Huancané Province Province in Puno, Peru

Huancané Province is a province of the Puno Region in Peru. The capital of the province is the city of Huancané.

San Antonio de Putina Province Province in Puno, Peru

San Antonio de Putina Province is a province of the Puno Region in Peru.

San José District is one of fifteen districts of the Azángaro Province in Peru.

Huatasani District is one of eight districts of the province Huancané in Peru.

Lake Loriscota or LakeLorisccota is a lake in Peru. It is situated in the Puno Region, El Collao Province, Santa Rosa District.

Wila Quta or Wilaquta may refer to:

Pukara means a ruin of the fortifications made by the natives of the central Andean cultures.

Pukara, Puno

Pukara, Puno is a town in the Puno Region, Lampa Province, Pucará District, Peru. It is located to the north-west of Lake Titicaca.

Tupu Inka is an archaeological site in Peru. It is located in the Puno Region, Yunguyo Province, Unicachi District.

Yuraq Apachita may refer to:

Colla Kingdom

The Colla, Qolla or Qulla Kingdom was established in the northwestern basin of the Titicaca, one of the Aymara kingdoms that occupied part of the Collao plateau after the fall of Tiwanaku. In the mid-15th century the Collas possessed a vast territory, one of the largest of the Aymara kingdoms, which at the time the 9th Sapan Inka Pachakutiq Yupanqui Qhapaq the Intipchurin, conquered along with other political entities in the region.

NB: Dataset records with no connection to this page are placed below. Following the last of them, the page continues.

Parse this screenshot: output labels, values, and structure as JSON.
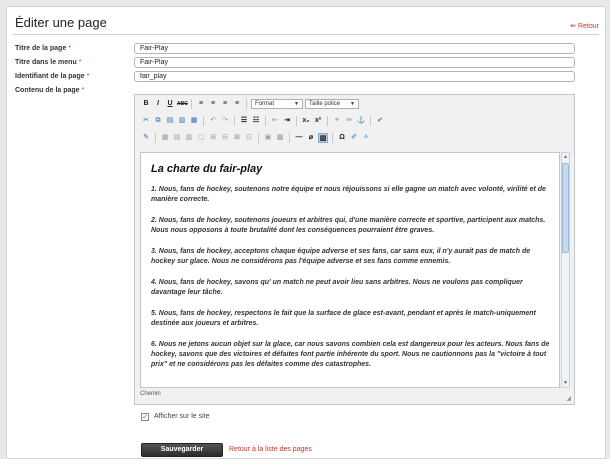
{
  "header": {
    "title": "Éditer une page",
    "back_label": "Retour",
    "back_arrow": "⇚"
  },
  "form": {
    "labels": {
      "page_title": "Titre de la page",
      "menu_title": "Titre dans le menu",
      "identifier": "Identifiant de la page",
      "content": "Contenu de la page"
    },
    "required_mark": "*",
    "values": {
      "page_title": "Fair-Play",
      "menu_title": "Fair-Play",
      "identifier": "fair_play"
    }
  },
  "editor": {
    "toolbar": {
      "format_label": "Format",
      "size_label": "Taille police"
    },
    "content_title": "La charte du fair-play",
    "paragraphs": [
      "1. Nous, fans de hockey, soutenons notre équipe et nous réjouissons si elle gagne un match avec volonté, virilité et de manière correcte.",
      "2. Nous, fans de hockey, soutenons joueurs et arbitres qui, d'une manière correcte et sportive, participent aux matchs.\nNous nous opposons à toute brutalité dont les conséquences pourraient être graves.",
      "3. Nous, fans de hockey, acceptons chaque équipe adverse et ses fans, car sans eux, il n'y aurait pas de match de hockey sur glace. Nous ne considérons pas l'équipe adverse et ses fans comme ennemis.",
      "4. Nous, fans de hockey, savons qu' un match ne peut avoir lieu sans arbitres. Nous ne voulons pas compliquer davantage leur tâche.",
      "5. Nous, fans de hockey, respectons le fait que la surface de glace est-avant, pendant et après le match-uniquement destinée aux joueurs et arbitres.",
      "6. Nous ne jetons aucun objet sur la glace, car nous savons combien cela est dangereux pour les acteurs. Nous fans de hockey, savons que des victoires et défaites font partie inhérente du sport. Nous ne cautionnons pas la \"victoire à tout prix\" et ne considérons pas les défaites comme des catastrophes."
    ],
    "path_label": "Chemin"
  },
  "options": {
    "show_on_site_label": "Afficher sur le site",
    "show_on_site_checked": true
  },
  "actions": {
    "save_label": "Sauvegarder",
    "return_list_label": "Retour à la liste des pages"
  }
}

  1. Blanco Gallegos, Melanie (2011-03-11). "Quechuas se impondrán ante los aymaras en elecciones del 10 de abril". Los Andes. Puno. Retrieved 2011-07-16.
  2. inei.gob.pe Archived 2013-01-27 at the Wayback Machine INEI, Peru, Censos Nacionales 2007